A combination of cranberry and blueberry extracts could inhibit a protein called IKK-beta, which is involved in inflammatory gene expression, according to findings published in the Journal of Medicinal Food.
In addition, a strawberry, blueberry and spinach extract combination was found to inhibit prolyl endopeptidase (PEP), which has been previously characterized as a promising therapeutic target for supporting learning, memory, and mood, report scientists from Pure Encapsulations (USA), Laval University (Canada), NutraCanada (Canada), and Atrium Innovations (USA).
Pure Encapsulations, a division of Atrium Innovations, recently released formulations containing these unique polyphenol blends into the US. The cranberry-blueberry combination is marketed under the PhytoCardio brand, while a blend of strawberry, blueberry and spinach extracts is branded as PhytoMemory.
A combination of PhytoCardio and PhytoMemory called PhytoLongevity is also available. The branded blends are already used in several finished products, said the company.
“Polyphenols are clinically valuable protective and therapeutic phytochemicals,” explained Kelly Heim, PhD, nutritional pharmacologist at Pure Encapsulations and lead author of the new study.
“As our team characterizes the molecular pharmacology and applications of novel, proprietary blends, a platform of evidence-based products continues to expand.
“This study is just one example of our commitment to research on the mechanisms of unique anti-inflammatory, cardioprotective and neuroactive polyphenol preparations.”
The in vitro study aimed to eluicidate the activity of the two fruit and vegetable extract preparations. Results showed that the PhytoCardio combination inhibited IKK-beta in a dose-dependent manner, meaning the greater the dose, the greater the inhibition.

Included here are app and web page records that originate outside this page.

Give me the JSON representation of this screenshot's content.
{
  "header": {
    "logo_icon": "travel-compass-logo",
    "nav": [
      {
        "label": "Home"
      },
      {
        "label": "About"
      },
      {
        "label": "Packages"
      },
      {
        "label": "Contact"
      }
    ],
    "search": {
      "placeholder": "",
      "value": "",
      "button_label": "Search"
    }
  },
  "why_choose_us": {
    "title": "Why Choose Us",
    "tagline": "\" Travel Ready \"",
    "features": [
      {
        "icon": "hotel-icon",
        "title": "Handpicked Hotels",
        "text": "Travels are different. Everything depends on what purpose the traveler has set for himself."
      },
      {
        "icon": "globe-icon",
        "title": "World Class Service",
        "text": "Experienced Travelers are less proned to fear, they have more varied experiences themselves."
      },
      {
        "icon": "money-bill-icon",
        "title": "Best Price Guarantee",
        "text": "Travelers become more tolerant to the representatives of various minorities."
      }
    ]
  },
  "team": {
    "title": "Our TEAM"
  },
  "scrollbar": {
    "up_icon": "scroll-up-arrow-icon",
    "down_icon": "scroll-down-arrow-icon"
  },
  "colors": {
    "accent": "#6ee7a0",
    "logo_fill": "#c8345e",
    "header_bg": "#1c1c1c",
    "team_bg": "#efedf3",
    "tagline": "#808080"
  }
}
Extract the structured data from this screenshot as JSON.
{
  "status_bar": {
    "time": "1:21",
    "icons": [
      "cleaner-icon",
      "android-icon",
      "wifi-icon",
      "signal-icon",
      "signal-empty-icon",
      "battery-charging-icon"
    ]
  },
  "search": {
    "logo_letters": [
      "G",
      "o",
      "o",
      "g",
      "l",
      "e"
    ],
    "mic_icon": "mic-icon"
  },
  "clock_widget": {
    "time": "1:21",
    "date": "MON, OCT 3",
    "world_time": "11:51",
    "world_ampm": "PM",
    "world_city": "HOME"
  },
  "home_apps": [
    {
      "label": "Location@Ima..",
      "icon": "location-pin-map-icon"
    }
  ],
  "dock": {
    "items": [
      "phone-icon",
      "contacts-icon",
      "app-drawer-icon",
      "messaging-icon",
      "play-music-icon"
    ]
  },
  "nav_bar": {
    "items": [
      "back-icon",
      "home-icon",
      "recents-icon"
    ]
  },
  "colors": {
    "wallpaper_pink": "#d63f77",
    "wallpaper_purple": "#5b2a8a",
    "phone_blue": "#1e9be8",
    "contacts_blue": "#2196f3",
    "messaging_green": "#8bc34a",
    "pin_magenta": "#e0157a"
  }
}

Furthermore, the PhytoMemory combination was found to inhibit PEP, described by the researchers as “a regulator of central neuropeptide stability and an emerging therapeutic target in neurology and psychiatry."
Indeed, the highest dose of the PhytoMemory (500 micrograms per milliliter) inhibited PEP by about 70%, said the researchers.
"In the last decade, considerable research of dietary plants has focused on singular plant extracts and their phenolic isolates. In pharmacologic models of inflammation and neuroprotection, little attention has been directed toward mixed preparations with low phenolic content," explained the researchers.
"The results of the present study indicate that two recognized molecular targets of isolated phytochemicals are inhibited by mixtures of whole extracts. It is important that this is the first report of PEP inhibition by fruit and vegetable extracts and warrants further interrogation of these foods in neurocognitive models."
Barry Ritz, PhD, VP scientific and regulatory affairs at Atrium Innovations, said: “This research provides a proof of principle behind some of our proprietary polyphenol blends.
“Our comprehensive applied research program includes a series of projects looking at small fruit polyphenols in inflammation, sports nutrition, cardiometabolic health, and cognition. We will continue to publish our work in an effort to support the science behind our products as well as elevate the totality of the evidence for the health benefits of natural products.”
Source: Journal of Medicinal Food
Volume 15, Number 9, Pages 851-854, doi:10.1089/jmf.2011.0265.
“Anti-Inflammatory and Neuroactive Properties of Selected Fruit Extracts”
Authors: K.C. Heim, P. Angers, S. Léonhart, B.W. Ritz